Task to carry out ▸
The lines below, all of them, should be returned exactly as they appear.

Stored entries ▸
================
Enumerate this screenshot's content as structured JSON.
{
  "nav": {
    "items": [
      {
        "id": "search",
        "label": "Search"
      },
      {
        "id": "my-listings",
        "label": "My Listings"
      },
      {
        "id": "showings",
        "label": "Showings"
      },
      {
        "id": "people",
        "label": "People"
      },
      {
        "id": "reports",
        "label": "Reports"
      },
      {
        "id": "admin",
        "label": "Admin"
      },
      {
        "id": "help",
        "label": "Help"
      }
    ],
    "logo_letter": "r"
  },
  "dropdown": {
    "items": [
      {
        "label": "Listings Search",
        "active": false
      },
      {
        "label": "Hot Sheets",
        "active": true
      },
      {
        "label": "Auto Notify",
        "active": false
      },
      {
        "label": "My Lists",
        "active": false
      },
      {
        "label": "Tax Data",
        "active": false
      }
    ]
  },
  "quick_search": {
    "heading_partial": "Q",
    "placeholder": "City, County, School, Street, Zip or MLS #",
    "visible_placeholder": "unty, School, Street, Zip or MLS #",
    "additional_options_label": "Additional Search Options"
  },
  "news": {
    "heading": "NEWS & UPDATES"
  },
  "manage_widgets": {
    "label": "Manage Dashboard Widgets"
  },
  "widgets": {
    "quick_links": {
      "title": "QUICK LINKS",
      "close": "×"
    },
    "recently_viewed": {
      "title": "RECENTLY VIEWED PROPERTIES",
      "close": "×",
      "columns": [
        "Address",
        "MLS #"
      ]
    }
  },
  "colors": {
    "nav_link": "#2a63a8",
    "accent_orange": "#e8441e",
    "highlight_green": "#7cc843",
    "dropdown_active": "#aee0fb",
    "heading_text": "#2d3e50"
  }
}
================
Solution for this problem ▸
Enumerate this screenshot's content as structured JSON.
{
  "nav": {
    "items": [
      {
        "id": "search",
        "label": "Search"
      },
      {
        "id": "my-listings",
        "label": "My Listings"
      },
      {
        "id": "showings",
        "label": "Showings"
      },
      {
        "id": "people",
        "label": "People"
      },
      {
        "id": "reports",
        "label": "Reports"
      },
      {
        "id": "admin",
        "label": "Admin"
      },
      {
        "id": "help",
        "label": "Help"
      }
    ],
    "logo_letter": "r"
  },
  "dropdown": {
    "items": [
      {
        "label": "Listings Search",
        "active": false
      },
      {
        "label": "Hot Sheets",
        "active": true
      },
      {
        "label": "Auto Notify",
        "active": false
      },
      {
        "label": "My Lists",
        "active": false
      },
      {
        "label": "Tax Data",
        "active": false
      }
    ]
  },
  "quick_search": {
    "heading_partial": "Q",
    "placeholder": "City, County, School, Street, Zip or MLS #",
    "visible_placeholder": "unty, School, Street, Zip or MLS #",
    "additional_options_label": "Additional Search Options"
  },
  "news": {
    "heading": "NEWS & UPDATES"
  },
  "manage_widgets": {
    "label": "Manage Dashboard Widgets"
  },
  "widgets": {
    "quick_links": {
      "title": "QUICK LINKS",
      "close": "×"
    },
    "recently_viewed": {
      "title": "RECENTLY VIEWED PROPERTIES",
      "close": "×",
      "columns": [
        "Address",
        "MLS #"
      ]
    }
  },
  "colors": {
    "nav_link": "#2a63a8",
    "accent_orange": "#e8441e",
    "highlight_green": "#7cc843",
    "dropdown_active": "#aee0fb",
    "heading_text": "#2d3e50"
  }
}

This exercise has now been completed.